DATA FOR THE TASK:
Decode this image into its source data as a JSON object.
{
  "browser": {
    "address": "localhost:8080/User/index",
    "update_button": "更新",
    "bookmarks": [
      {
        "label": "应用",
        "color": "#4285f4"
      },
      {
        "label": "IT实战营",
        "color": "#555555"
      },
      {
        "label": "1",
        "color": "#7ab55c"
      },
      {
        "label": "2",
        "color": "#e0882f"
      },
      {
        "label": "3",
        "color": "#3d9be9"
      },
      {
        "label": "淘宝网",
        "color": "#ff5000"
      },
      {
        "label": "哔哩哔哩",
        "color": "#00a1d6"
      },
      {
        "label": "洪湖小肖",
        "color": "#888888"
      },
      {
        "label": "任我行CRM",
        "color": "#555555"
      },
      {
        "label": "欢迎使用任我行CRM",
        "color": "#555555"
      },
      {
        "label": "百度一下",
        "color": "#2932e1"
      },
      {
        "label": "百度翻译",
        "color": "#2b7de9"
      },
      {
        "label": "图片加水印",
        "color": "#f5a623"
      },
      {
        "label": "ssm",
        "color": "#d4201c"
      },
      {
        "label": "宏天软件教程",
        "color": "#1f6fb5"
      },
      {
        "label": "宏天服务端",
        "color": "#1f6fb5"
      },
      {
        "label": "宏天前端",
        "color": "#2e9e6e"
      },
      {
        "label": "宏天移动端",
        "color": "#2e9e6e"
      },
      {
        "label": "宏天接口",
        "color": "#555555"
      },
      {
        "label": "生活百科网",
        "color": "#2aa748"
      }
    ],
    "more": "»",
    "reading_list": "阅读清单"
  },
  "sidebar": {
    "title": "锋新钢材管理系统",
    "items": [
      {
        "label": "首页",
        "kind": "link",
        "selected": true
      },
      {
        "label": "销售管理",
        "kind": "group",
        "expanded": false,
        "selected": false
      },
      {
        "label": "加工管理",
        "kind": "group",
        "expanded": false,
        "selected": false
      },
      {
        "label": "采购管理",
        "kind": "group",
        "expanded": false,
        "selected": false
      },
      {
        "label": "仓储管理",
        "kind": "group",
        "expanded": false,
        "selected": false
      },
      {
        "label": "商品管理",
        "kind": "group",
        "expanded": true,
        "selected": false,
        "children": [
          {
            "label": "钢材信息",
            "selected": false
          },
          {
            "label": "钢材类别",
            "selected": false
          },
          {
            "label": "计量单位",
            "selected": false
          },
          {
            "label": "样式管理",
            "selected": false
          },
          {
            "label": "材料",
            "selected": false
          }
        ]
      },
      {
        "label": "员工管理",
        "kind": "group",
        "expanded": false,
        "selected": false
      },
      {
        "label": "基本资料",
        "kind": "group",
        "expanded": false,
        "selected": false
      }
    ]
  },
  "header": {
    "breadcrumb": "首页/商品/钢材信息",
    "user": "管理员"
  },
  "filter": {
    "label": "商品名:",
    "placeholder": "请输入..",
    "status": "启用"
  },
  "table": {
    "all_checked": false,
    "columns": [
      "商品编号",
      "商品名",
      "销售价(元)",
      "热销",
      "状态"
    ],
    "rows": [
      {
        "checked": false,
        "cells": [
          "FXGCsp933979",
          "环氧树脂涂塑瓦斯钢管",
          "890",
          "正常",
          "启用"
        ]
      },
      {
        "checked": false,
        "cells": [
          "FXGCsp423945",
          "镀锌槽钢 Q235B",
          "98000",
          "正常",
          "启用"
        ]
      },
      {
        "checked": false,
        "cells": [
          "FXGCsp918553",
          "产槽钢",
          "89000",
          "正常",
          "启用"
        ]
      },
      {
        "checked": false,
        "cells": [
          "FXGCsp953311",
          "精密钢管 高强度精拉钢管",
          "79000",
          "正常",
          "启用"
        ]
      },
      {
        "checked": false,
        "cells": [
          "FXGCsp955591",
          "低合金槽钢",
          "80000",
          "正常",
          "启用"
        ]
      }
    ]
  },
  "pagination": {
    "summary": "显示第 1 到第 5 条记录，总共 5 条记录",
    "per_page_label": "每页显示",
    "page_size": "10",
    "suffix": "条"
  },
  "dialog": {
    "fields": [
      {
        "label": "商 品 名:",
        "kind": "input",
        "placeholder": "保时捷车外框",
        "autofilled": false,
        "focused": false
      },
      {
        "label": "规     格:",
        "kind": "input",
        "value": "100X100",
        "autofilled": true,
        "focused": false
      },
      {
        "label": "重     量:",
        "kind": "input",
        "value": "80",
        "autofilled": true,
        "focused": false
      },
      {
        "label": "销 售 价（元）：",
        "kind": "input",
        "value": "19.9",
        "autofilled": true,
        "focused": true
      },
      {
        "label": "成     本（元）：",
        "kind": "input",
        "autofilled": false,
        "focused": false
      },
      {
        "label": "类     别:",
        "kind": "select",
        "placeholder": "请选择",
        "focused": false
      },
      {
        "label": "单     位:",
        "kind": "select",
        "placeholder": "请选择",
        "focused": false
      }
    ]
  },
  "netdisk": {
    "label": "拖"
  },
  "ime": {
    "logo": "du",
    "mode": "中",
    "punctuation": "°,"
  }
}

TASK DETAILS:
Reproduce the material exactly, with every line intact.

RESULT BELOW:
Decode this image into its source data as a JSON object.
{
  "browser": {
    "address": "localhost:8080/User/index",
    "update_button": "更新",
    "bookmarks": [
      {
        "label": "应用",
        "color": "#4285f4"
      },
      {
        "label": "IT实战营",
        "color": "#555555"
      },
      {
        "label": "1",
        "color": "#7ab55c"
      },
      {
        "label": "2",
        "color": "#e0882f"
      },
      {
        "label": "3",
        "color": "#3d9be9"
      },
      {
        "label": "淘宝网",
        "color": "#ff5000"
      },
      {
        "label": "哔哩哔哩",
        "color": "#00a1d6"
      },
      {
        "label": "洪湖小肖",
        "color": "#888888"
      },
      {
        "label": "任我行CRM",
        "color": "#555555"
      },
      {
        "label": "欢迎使用任我行CRM",
        "color": "#555555"
      },
      {
        "label": "百度一下",
        "color": "#2932e1"
      },
      {
        "label": "百度翻译",
        "color": "#2b7de9"
      },
      {
        "label": "图片加水印",
        "color": "#f5a623"
      },
      {
        "label": "ssm",
        "color": "#d4201c"
      },
      {
        "label": "宏天软件教程",
        "color": "#1f6fb5"
      },
      {
        "label": "宏天服务端",
        "color": "#1f6fb5"
      },
      {
        "label": "宏天前端",
        "color": "#2e9e6e"
      },
      {
        "label": "宏天移动端",
        "color": "#2e9e6e"
      },
      {
        "label": "宏天接口",
        "color": "#555555"
      },
      {
        "label": "生活百科网",
        "color": "#2aa748"
      }
    ],
    "more": "»",
    "reading_list": "阅读清单"
  },
  "sidebar": {
    "title": "锋新钢材管理系统",
    "items": [
      {
        "label": "首页",
        "kind": "link",
        "selected": true
      },
      {
        "label": "销售管理",
        "kind": "group",
        "expanded": false,
        "selected": false
      },
      {
        "label": "加工管理",
        "kind": "group",
        "expanded": false,
        "selected": false
      },
      {
        "label": "采购管理",
        "kind": "group",
        "expanded": false,
        "selected": false
      },
      {
        "label": "仓储管理",
        "kind": "group",
        "expanded": false,
        "selected": false
      },
      {
        "label": "商品管理",
        "kind": "group",
        "expanded": true,
        "selected": false,
        "children": [
          {
            "label": "钢材信息",
            "selected": false
          },
          {
            "label": "钢材类别",
            "selected": false
          },
          {
            "label": "计量单位",
            "selected": false
          },
          {
            "label": "样式管理",
            "selected": false
          },
          {
            "label": "材料",
            "selected": false
          }
        ]
      },
      {
        "label": "员工管理",
        "kind": "group",
        "expanded": false,
        "selected": false
      },
      {
        "label": "基本资料",
        "kind": "group",
        "expanded": false,
        "selected": false
      }
    ]
  },
  "header": {
    "breadcrumb": "首页/商品/钢材信息",
    "user": "管理员"
  },
  "filter": {
    "label": "商品名:",
    "placeholder": "请输入..",
    "status": "启用"
  },
  "table": {
    "all_checked": false,
    "columns": [
      "商品编号",
      "商品名",
      "销售价(元)",
      "热销",
      "状态"
    ],
    "rows": [
      {
        "checked": false,
        "cells": [
          "FXGCsp933979",
          "环氧树脂涂塑瓦斯钢管",
          "890",
          "正常",
          "启用"
        ]
      },
      {
        "checked": false,
        "cells": [
          "FXGCsp423945",
          "镀锌槽钢 Q235B",
          "98000",
          "正常",
          "启用"
        ]
      },
      {
        "checked": false,
        "cells": [
          "FXGCsp918553",
          "产槽钢",
          "89000",
          "正常",
          "启用"
        ]
      },
      {
        "checked": false,
        "cells": [
          "FXGCsp953311",
          "精密钢管 高强度精拉钢管",
          "79000",
          "正常",
          "启用"
        ]
      },
      {
        "checked": false,
        "cells": [
          "FXGCsp955591",
          "低合金槽钢",
          "80000",
          "正常",
          "启用"
        ]
      }
    ]
  },
  "pagination": {
    "summary": "显示第 1 到第 5 条记录，总共 5 条记录",
    "per_page_label": "每页显示",
    "page_size": "10",
    "suffix": "条"
  },
  "dialog": {
    "fields": [
      {
        "label": "商 品 名:",
        "kind": "input",
        "placeholder": "保时捷车外框",
        "autofilled": false,
        "focused": false
      },
      {
        "label": "规     格:",
        "kind": "input",
        "value": "100X100",
        "autofilled": true,
        "focused": false
      },
      {
        "label": "重     量:",
        "kind": "input",
        "value": "80",
        "autofilled": true,
        "focused": false
      },
      {
        "label": "销 售 价（元）：",
        "kind": "input",
        "value": "19.9",
        "autofilled": true,
        "focused": true
      },
      {
        "label": "成     本（元）：",
        "kind": "input",
        "autofilled": false,
        "focused": false
      },
      {
        "label": "类     别:",
        "kind": "select",
        "placeholder": "请选择",
        "focused": false
      },
      {
        "label": "单     位:",
        "kind": "select",
        "placeholder": "请选择",
        "focused": false
      }
    ]
  },
  "netdisk": {
    "label": "拖"
  },
  "ime": {
    "logo": "du",
    "mode": "中",
    "punctuation": "°,"
  }
}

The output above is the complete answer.